YOUR TASK
Your answer must be a word-for-word copy of the listing, with all pictures excluded.

EXTRACTED ENTRIES

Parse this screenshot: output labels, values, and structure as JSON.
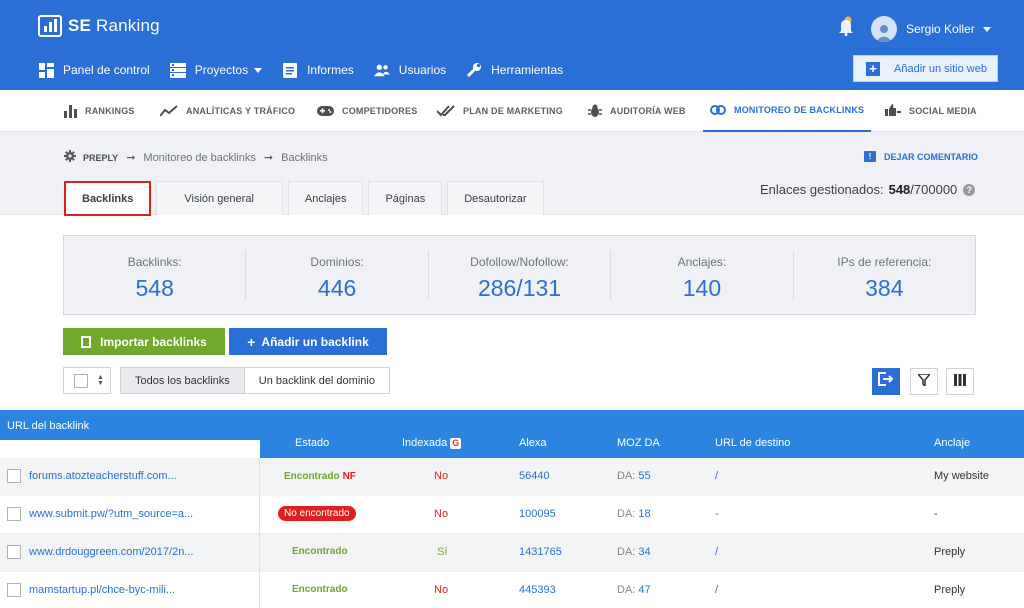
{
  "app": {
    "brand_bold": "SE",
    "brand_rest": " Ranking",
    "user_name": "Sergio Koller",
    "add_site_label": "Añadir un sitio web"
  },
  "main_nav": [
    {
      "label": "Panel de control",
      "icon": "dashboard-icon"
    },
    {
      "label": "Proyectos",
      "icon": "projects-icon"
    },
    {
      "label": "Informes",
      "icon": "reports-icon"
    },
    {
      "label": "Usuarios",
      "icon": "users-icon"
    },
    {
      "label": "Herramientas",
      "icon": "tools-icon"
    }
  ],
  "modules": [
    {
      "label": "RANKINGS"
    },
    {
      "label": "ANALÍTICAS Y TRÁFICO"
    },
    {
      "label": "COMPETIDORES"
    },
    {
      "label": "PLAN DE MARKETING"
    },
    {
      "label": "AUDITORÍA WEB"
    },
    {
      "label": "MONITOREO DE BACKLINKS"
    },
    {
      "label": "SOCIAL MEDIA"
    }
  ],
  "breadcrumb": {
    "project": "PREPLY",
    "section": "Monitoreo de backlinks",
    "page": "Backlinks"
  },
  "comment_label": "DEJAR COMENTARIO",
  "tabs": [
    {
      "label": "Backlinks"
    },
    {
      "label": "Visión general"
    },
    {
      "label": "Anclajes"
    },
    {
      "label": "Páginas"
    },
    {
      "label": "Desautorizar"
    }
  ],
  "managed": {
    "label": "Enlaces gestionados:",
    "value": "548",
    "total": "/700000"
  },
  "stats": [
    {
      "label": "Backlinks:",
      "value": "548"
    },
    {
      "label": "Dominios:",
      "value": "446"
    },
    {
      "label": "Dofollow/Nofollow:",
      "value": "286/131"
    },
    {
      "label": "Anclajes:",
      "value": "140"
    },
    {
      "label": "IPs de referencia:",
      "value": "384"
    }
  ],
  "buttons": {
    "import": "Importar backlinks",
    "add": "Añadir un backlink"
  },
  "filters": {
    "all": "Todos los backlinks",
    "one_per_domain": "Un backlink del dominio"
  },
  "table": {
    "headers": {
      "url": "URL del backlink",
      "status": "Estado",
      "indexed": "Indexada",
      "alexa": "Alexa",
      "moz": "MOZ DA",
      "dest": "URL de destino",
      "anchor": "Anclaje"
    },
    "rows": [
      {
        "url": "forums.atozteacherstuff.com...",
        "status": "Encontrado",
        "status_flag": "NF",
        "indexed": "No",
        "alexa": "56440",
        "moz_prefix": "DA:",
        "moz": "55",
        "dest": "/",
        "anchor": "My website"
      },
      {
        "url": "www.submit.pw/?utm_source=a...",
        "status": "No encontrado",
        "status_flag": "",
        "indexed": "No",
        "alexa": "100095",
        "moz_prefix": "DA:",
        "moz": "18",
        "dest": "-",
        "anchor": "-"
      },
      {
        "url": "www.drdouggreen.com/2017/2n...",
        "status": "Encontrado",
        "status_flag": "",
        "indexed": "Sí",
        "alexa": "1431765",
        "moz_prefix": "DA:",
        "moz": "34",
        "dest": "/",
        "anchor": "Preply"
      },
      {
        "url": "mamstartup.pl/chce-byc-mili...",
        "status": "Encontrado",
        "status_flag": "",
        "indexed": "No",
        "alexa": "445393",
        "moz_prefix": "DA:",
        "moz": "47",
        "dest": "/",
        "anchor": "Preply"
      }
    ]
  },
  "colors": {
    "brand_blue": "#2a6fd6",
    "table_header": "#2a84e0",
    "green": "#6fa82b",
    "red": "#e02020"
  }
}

OUTPUT OF THE EXERCISE
Parse this screenshot: output labels, values, and structure as JSON.
{
  "app": {
    "brand_bold": "SE",
    "brand_rest": " Ranking",
    "user_name": "Sergio Koller",
    "add_site_label": "Añadir un sitio web"
  },
  "main_nav": [
    {
      "label": "Panel de control",
      "icon": "dashboard-icon"
    },
    {
      "label": "Proyectos",
      "icon": "projects-icon"
    },
    {
      "label": "Informes",
      "icon": "reports-icon"
    },
    {
      "label": "Usuarios",
      "icon": "users-icon"
    },
    {
      "label": "Herramientas",
      "icon": "tools-icon"
    }
  ],
  "modules": [
    {
      "label": "RANKINGS"
    },
    {
      "label": "ANALÍTICAS Y TRÁFICO"
    },
    {
      "label": "COMPETIDORES"
    },
    {
      "label": "PLAN DE MARKETING"
    },
    {
      "label": "AUDITORÍA WEB"
    },
    {
      "label": "MONITOREO DE BACKLINKS"
    },
    {
      "label": "SOCIAL MEDIA"
    }
  ],
  "breadcrumb": {
    "project": "PREPLY",
    "section": "Monitoreo de backlinks",
    "page": "Backlinks"
  },
  "comment_label": "DEJAR COMENTARIO",
  "tabs": [
    {
      "label": "Backlinks"
    },
    {
      "label": "Visión general"
    },
    {
      "label": "Anclajes"
    },
    {
      "label": "Páginas"
    },
    {
      "label": "Desautorizar"
    }
  ],
  "managed": {
    "label": "Enlaces gestionados:",
    "value": "548",
    "total": "/700000"
  },
  "stats": [
    {
      "label": "Backlinks:",
      "value": "548"
    },
    {
      "label": "Dominios:",
      "value": "446"
    },
    {
      "label": "Dofollow/Nofollow:",
      "value": "286/131"
    },
    {
      "label": "Anclajes:",
      "value": "140"
    },
    {
      "label": "IPs de referencia:",
      "value": "384"
    }
  ],
  "buttons": {
    "import": "Importar backlinks",
    "add": "Añadir un backlink"
  },
  "filters": {
    "all": "Todos los backlinks",
    "one_per_domain": "Un backlink del dominio"
  },
  "table": {
    "headers": {
      "url": "URL del backlink",
      "status": "Estado",
      "indexed": "Indexada",
      "alexa": "Alexa",
      "moz": "MOZ DA",
      "dest": "URL de destino",
      "anchor": "Anclaje"
    },
    "rows": [
      {
        "url": "forums.atozteacherstuff.com...",
        "status": "Encontrado",
        "status_flag": "NF",
        "indexed": "No",
        "alexa": "56440",
        "moz_prefix": "DA:",
        "moz": "55",
        "dest": "/",
        "anchor": "My website"
      },
      {
        "url": "www.submit.pw/?utm_source=a...",
        "status": "No encontrado",
        "status_flag": "",
        "indexed": "No",
        "alexa": "100095",
        "moz_prefix": "DA:",
        "moz": "18",
        "dest": "-",
        "anchor": "-"
      },
      {
        "url": "www.drdouggreen.com/2017/2n...",
        "status": "Encontrado",
        "status_flag": "",
        "indexed": "Sí",
        "alexa": "1431765",
        "moz_prefix": "DA:",
        "moz": "34",
        "dest": "/",
        "anchor": "Preply"
      },
      {
        "url": "mamstartup.pl/chce-byc-mili...",
        "status": "Encontrado",
        "status_flag": "",
        "indexed": "No",
        "alexa": "445393",
        "moz_prefix": "DA:",
        "moz": "47",
        "dest": "/",
        "anchor": "Preply"
      }
    ]
  },
  "colors": {
    "brand_blue": "#2a6fd6",
    "table_header": "#2a84e0",
    "green": "#6fa82b",
    "red": "#e02020"
  }
}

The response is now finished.